“Influential segments of the radical right torpedoed the nomination of Harriet Miers because she didn’t have a proven record of being a ‘movement’ conservative, dedicated to carrying out their political agenda on the bench. The right is now giddy about the nomination of Samuel Alito — undoubtedly because he has such a record,” said Nan Aron, president of Alliance for Justice, a national association of environmental, civil rights, mental health, women’s, children’s and consumer advocacy organizations. “If confirmed to the pivotal O’Connor seat, Judge Alito would fundamentally change the balance of the Supreme Court, tipping it in a direction that could jeopardize our most cherished rights and freedoms.” The Alliance, like many other groups, called on the Senate to reject Alito.

Alito’s record puts him outside mainstream legal thinking, with many of his views rejected by court majorities. In a widely noted 1991 case, Planned Parenthood of Southeastern Pennsylvania v. Casey, Alito wrote a sole dissent supporting a state requirement that women inform their husbands before being permitted to obtain an abortion. The Supreme Court later rejected his view.

In other cases Alito’s dissenting opinion would have made it almost impossible for workers to win race or sex discrimination suits against employers. In one case, the majority said that if the courts followed Alito’s view, Title VII, the federal law barring employment discrimination, “would be eviscerated.”

In another case dealing with disability-based discrimination, the majority said Alito’s standard for proving such discrimination was so restrictive that “few if any … cases would survive.”

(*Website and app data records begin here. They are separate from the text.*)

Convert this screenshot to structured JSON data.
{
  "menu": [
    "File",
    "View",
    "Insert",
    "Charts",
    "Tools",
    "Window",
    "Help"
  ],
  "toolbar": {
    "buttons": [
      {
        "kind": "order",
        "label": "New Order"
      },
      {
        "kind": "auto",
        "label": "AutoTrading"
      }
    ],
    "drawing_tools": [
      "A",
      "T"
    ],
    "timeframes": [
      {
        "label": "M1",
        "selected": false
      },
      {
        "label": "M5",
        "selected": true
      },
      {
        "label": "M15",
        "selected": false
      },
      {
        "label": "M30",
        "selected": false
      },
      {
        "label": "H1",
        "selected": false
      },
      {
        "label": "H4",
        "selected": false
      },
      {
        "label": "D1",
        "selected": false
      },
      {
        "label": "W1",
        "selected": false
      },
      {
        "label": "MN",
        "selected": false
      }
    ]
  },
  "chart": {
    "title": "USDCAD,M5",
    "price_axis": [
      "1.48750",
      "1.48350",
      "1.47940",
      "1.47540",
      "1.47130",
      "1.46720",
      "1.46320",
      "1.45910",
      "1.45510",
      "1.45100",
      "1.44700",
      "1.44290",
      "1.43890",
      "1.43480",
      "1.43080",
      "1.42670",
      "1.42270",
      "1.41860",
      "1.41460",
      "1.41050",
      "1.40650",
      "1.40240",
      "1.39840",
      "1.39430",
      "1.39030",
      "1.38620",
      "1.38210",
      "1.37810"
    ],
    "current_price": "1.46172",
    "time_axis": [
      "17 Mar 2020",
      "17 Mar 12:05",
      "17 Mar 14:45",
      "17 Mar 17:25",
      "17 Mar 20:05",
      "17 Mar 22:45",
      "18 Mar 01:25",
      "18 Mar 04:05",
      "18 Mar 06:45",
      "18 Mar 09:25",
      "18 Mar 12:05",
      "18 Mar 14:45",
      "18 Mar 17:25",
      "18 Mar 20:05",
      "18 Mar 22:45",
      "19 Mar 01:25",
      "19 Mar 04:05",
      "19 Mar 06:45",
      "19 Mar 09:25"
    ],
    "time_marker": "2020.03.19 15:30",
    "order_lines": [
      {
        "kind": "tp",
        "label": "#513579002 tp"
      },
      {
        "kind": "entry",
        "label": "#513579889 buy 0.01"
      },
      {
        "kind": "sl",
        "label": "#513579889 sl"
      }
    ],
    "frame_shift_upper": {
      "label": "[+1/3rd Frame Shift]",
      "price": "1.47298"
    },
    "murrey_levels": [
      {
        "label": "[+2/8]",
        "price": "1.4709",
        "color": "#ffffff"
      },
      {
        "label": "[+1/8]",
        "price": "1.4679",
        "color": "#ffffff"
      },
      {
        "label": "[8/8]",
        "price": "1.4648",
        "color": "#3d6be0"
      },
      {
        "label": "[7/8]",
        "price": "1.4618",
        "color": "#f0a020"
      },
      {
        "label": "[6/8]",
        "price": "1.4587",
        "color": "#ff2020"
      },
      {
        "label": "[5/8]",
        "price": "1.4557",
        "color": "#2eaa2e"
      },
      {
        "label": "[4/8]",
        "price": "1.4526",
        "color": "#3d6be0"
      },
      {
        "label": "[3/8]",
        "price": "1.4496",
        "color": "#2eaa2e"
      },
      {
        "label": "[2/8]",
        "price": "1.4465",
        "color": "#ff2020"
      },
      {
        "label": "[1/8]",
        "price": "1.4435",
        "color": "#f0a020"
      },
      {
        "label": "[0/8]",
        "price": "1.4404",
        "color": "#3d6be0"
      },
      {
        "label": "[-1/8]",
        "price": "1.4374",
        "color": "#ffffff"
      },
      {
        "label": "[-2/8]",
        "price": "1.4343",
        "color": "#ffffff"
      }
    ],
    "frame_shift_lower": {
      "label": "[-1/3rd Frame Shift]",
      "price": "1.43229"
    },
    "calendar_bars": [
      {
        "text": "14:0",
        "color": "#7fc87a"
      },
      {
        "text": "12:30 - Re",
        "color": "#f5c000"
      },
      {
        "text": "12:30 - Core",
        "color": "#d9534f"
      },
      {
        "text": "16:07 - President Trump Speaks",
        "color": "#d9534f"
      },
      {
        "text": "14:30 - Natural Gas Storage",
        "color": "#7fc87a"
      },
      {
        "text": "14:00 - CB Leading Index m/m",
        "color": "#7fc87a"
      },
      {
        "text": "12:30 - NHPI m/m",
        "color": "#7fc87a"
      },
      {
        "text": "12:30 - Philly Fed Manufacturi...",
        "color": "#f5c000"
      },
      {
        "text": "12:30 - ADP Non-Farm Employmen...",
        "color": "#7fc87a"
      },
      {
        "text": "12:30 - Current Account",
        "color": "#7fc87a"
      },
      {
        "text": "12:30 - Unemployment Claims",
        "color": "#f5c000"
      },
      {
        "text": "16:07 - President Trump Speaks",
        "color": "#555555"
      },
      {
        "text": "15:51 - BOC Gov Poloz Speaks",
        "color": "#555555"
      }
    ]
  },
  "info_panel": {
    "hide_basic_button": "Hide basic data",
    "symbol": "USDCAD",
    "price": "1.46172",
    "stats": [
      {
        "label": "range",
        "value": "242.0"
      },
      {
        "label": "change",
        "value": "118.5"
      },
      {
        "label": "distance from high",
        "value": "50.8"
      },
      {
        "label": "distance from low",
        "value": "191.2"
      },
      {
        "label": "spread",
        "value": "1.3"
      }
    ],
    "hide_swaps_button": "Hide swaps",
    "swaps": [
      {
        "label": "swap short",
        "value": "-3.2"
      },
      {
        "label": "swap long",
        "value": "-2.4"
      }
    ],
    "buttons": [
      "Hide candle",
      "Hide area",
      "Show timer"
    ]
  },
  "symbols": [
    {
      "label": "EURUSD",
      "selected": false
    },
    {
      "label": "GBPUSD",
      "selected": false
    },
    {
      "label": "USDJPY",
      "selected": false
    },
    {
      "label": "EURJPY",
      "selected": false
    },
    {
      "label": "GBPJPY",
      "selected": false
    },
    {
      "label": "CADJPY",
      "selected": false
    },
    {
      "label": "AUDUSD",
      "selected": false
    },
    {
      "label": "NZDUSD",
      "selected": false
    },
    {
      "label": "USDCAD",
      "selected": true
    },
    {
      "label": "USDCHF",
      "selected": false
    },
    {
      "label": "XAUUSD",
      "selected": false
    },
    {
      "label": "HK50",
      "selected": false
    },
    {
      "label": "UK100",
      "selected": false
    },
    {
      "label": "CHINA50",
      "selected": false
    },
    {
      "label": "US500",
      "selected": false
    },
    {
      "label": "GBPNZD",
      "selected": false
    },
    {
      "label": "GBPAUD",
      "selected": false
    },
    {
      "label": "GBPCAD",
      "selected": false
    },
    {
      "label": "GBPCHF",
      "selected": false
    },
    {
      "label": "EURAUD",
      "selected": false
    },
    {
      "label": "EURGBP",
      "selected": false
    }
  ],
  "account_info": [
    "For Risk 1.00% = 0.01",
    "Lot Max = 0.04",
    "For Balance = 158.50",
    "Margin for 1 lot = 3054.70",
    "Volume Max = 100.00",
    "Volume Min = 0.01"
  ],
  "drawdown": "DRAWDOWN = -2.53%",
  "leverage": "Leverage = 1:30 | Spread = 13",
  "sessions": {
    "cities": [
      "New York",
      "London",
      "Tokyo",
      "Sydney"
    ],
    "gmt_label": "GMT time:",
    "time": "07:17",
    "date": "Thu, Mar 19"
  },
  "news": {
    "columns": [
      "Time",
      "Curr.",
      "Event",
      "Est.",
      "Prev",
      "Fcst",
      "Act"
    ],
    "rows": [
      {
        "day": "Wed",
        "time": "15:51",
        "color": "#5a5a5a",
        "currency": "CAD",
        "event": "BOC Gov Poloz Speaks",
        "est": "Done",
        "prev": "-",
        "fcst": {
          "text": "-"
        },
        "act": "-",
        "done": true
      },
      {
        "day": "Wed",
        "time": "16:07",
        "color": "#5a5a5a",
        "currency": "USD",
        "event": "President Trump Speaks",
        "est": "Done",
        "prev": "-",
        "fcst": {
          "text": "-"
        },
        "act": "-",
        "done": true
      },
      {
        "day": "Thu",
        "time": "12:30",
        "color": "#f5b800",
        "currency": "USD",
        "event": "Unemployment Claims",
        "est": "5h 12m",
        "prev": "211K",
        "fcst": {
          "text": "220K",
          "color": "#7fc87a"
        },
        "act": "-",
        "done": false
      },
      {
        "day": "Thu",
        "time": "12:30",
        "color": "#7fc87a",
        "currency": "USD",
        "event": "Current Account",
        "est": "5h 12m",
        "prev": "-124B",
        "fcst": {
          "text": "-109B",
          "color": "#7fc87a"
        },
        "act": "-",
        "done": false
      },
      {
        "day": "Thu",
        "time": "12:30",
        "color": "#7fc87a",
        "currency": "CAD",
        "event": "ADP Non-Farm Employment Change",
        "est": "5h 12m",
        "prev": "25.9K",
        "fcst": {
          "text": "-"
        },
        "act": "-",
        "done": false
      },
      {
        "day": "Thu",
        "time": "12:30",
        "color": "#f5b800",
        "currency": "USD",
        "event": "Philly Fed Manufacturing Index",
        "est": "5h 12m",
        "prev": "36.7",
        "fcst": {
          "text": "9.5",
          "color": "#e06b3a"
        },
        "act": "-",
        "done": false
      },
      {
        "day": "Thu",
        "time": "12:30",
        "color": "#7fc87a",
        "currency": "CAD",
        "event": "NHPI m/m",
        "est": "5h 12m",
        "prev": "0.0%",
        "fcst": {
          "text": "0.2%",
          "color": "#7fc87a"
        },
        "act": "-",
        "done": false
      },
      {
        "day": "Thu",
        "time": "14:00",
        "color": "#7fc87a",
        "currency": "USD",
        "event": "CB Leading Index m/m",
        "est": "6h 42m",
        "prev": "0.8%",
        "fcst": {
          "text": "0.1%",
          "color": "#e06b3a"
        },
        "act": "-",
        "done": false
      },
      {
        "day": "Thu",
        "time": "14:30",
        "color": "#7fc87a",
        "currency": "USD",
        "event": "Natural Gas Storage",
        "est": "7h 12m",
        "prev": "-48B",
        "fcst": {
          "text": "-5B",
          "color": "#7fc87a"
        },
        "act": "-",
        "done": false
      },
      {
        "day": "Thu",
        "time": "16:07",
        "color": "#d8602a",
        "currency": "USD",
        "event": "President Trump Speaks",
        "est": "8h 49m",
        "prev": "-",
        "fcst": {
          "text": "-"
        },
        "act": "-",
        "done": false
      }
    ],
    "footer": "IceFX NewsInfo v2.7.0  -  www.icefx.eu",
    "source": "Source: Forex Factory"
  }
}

In two dissents, Alito upheld intrusive police searches of women and children who were not named in search warrants and were not subjects of any investigation. In one of these, just last year, Alito argued that police did not violate constitutional rights when they strip-searched a mother and her 10-year-old daughter while carrying out a search warrant that authorized only the search of a man and his home. Bush’s Homeland Security Director Michael Chertoff, then Alito’s colleague on the circuit court, sharply criticized Alito’s position.

In 2000 Alito ruled that Congress could not penalize state governments for failing to comply with the Family and Medical Leave Act, which requires employers to allow time off for family and medical emergencies. Even Chief Justice William Rehnquist disagreed with this opinion and the Supreme Court reversed Alito’s ruling by a 6 to 3 vote in 2003.

By choosing Alito, a white male, to replace O’Connor — one of only two women on the nine-member Supreme Court, Bush signaled that rallying his ultra-right base was more important than making a gesture toward gender or ethnic diversity on the court, observers said.

Senate Minority Leader Harry Reid (D-Nev.) said Bush’s choice would make the Supreme Court look “less like America and more like an old boy’s club.”


Susan Webb
Susan Webb

Susan Webb is a retired co-editor of People's World. She has written on a range of topics both international - the Iraq war, World Social Forums in Brazil and India, the Israel-Palestinian conflict and controversy over the U.S. role in Okinawa - and domestic - including the meaning of socialism for Americans, attacks on Planned Parenthood, the U.S. as top weapons merchant, and more.